I’ve often written about my trips back home to New Jersey and what delightful bird sightings I have while there. This last trip proved no different.
As always, I had returned to my favorite local birding place, Lenape Park in Union County. My very first treat was an up-close-and-personal view of a red-tailed hawk.
This buteo was immediately obvious as it flew low over a sunken, wet meadow, lifting upwards to land at the very top of a telephone pole, which was covered in dry, leafless vines. This perch gave the raptor a great vantage point from which to spot prey in the grass below. It appeared to be unfazed by the busy road nearby and the comings and goings of joggers and dog-walkers. I was able to get pretty close — within reason — without distracting the bird.
It was interesting to watch the bird as it surveyed the surrounding grounds, most likely looking for small mammals such as rodents. It probably would not pass up the opportunity to catch a small bird, but birds are not its primary prey. In fact, a few rock doves perched nonchalantly on the telephone wires nearby. They were fully aware of the hawk’s presence but must have realized they were safe from pursuit.
However, if it had been a raptor that specialized in hunting other birds —- such as a merlin, sharp-shinned or Cooper’s hawk — it would have been another story entirely. These birds of prey are known for their impressive speed and maneuverability, as well as dogged determination to hit their intended target.
After watching the red-tailed hawk for awhile, I continued on down the path that bordered more wet meadows and swampland. I got a strange sense of time being reversed; the day was unseasonably mild — balmy even for November in New Jersey — the sun felt warm on the bare skin of my forearms, and birds were everywhere. The place was chock-full of robins, many of which were singing their familiar spring songs. Song sparrows and white-throated sparrows were abundant was well, the white-throats singing a few wispy versions of their “oh sweet Canada-Canada-Canada,” melody.

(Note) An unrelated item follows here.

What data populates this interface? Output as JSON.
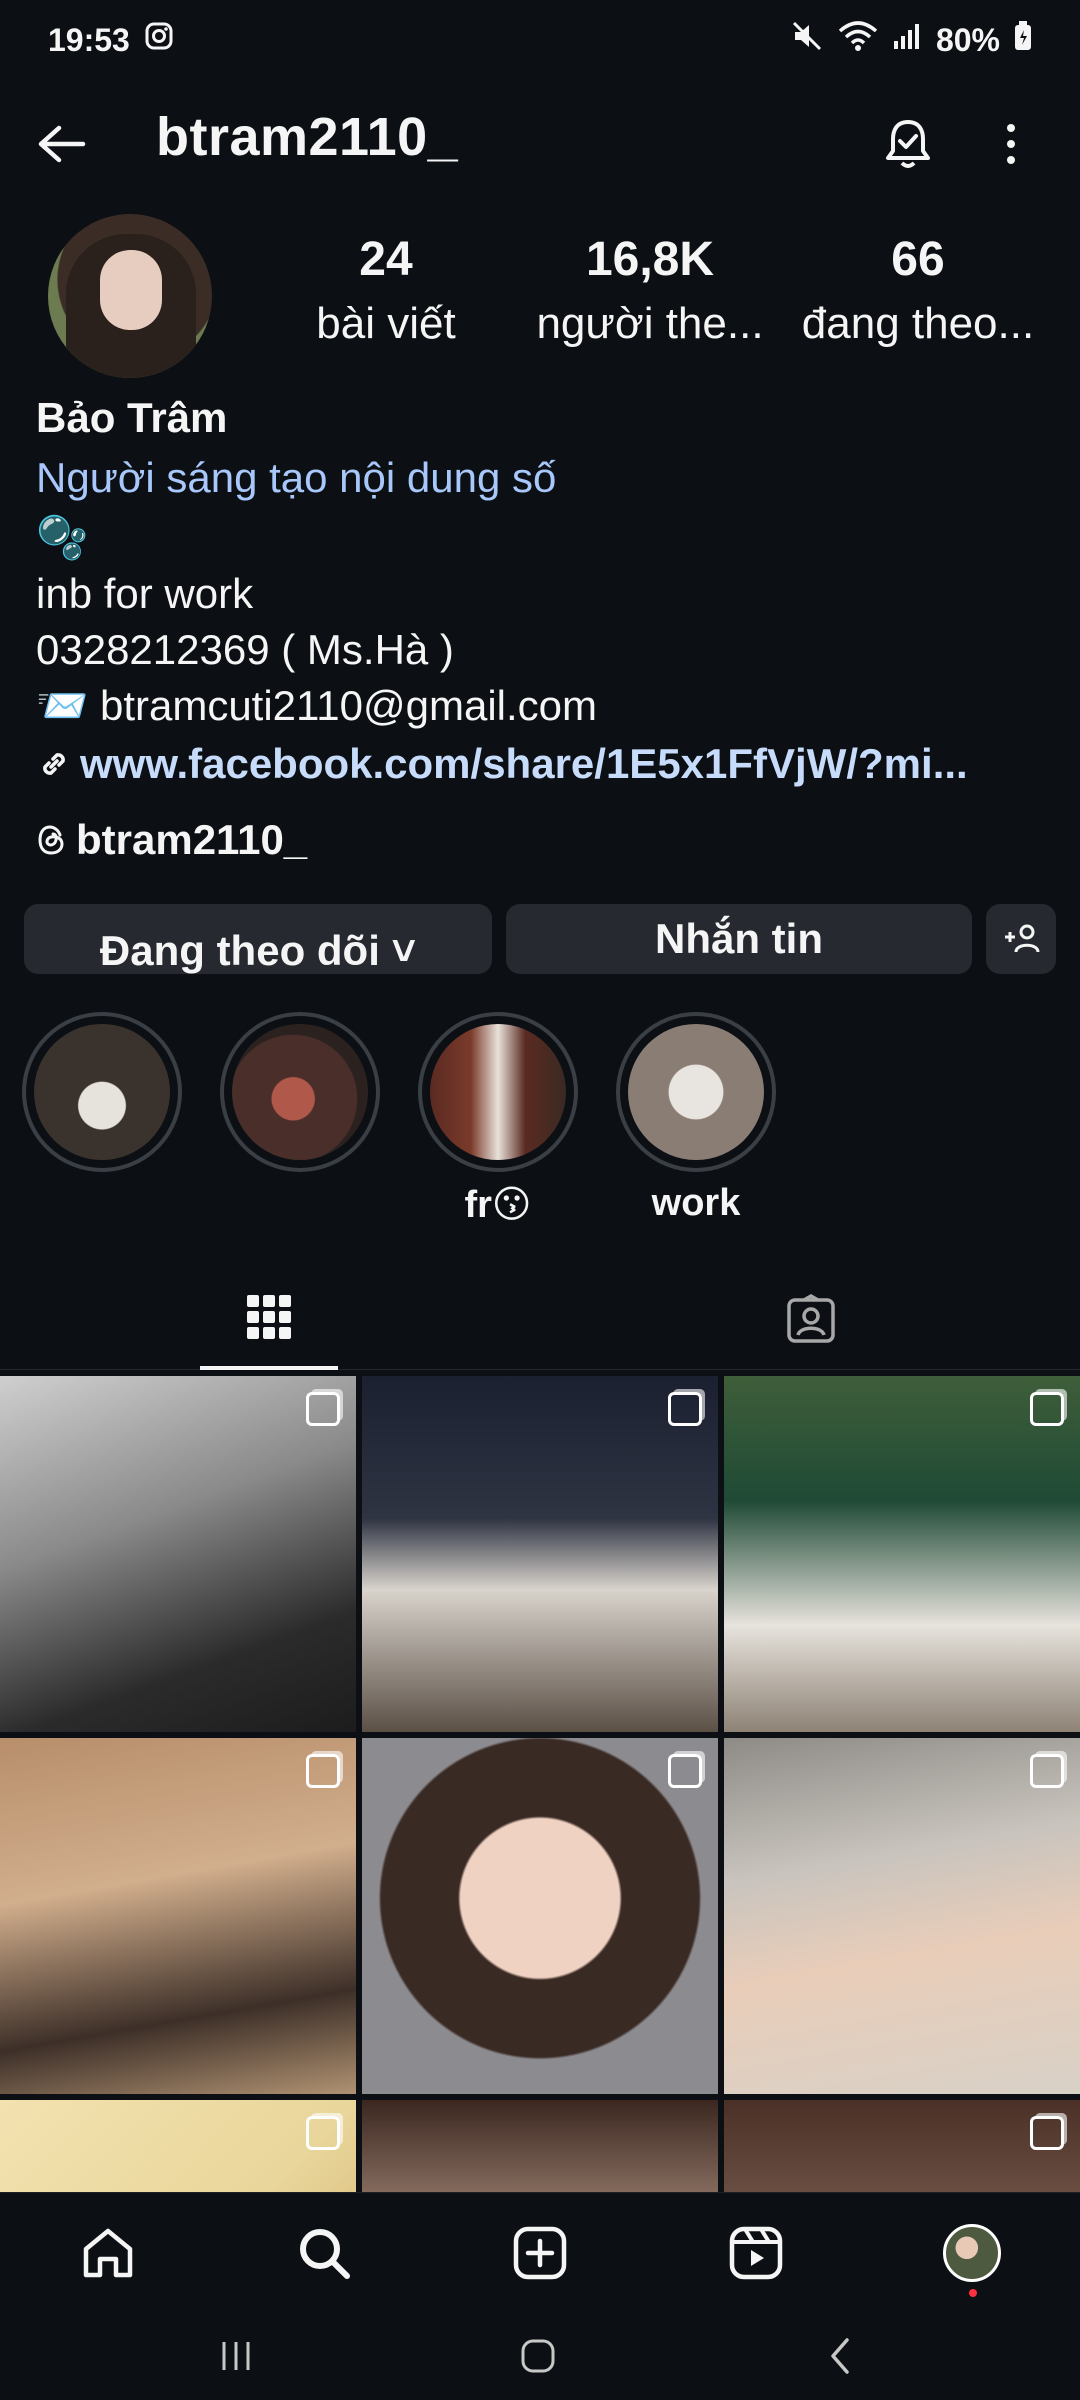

Cardinals, blue jays, red-bellied woodpeckers, and tufted titmice also added their own voices to the chorus, but suddenly a unique song stood out. Its clear, melodious whistles seemed to carry for quite a distance. Locating the direction of its source, I focused the binoculars on a high shrub and was delighted to find a Carolina wren.
While probably a common sighting in New Jersey, Carolina wrens are not listed as have a summering or wintering range in Maine. Apparently nobody has told the birds that. They’ve frequently been reported in many areas of the state, from York to Camden to Skowhegan to Orono, with many sightings including pairs of birds, as documented on Mainebirding’s Bird Alert list.
These pert songbirds seem to be on the move, as is also noted by “The Birds of North America,” species account. The BNA states that “as climate has warmed, this species has expanded northward substantially since the late 19th century. Cold winters with ice and snow can have devastating effects on local populations, but they often recover within a few years.”
Considering that the Carolina wren’s primary food is insects and spiders, it is little wonder that extreme cold and snow could have an adverse affect on them. However, researchers have also found evidence of other food items on the menu: the seeds of bayberry, sweetgum, poison ivy, and sumac, among others, as well as acorns and fruits.
It seems this wren is nothing if not opportunistic. It is a cavity nester, but near human habitation it picks a variety of odd places to nest: in mailboxes, empty flower pots, glove boxes of abandoned cars, and coat pockets, to name just a few. My sister, who lives in Maryland, once sent me a photo of a Carolina wren that had built its nest in a folded-up lawn chair.
As I watched the wren in New Jersey, I was struck by its beauty. Unlike most of our other eastern wrens, which have subdued plumages by comparison, this wren stands out with its bright, white eye stripe outlined in black, deep rust-red upperparts, and light, cinnamon underparts. It is also larger than our other eastern wrens.
I continued along the path and was rewarded with its sweet, clear whistled tea-kettle tea-kettle tea-kettle, song in the distance. I was sure I’d see or hear this bird again soon, back in Maine.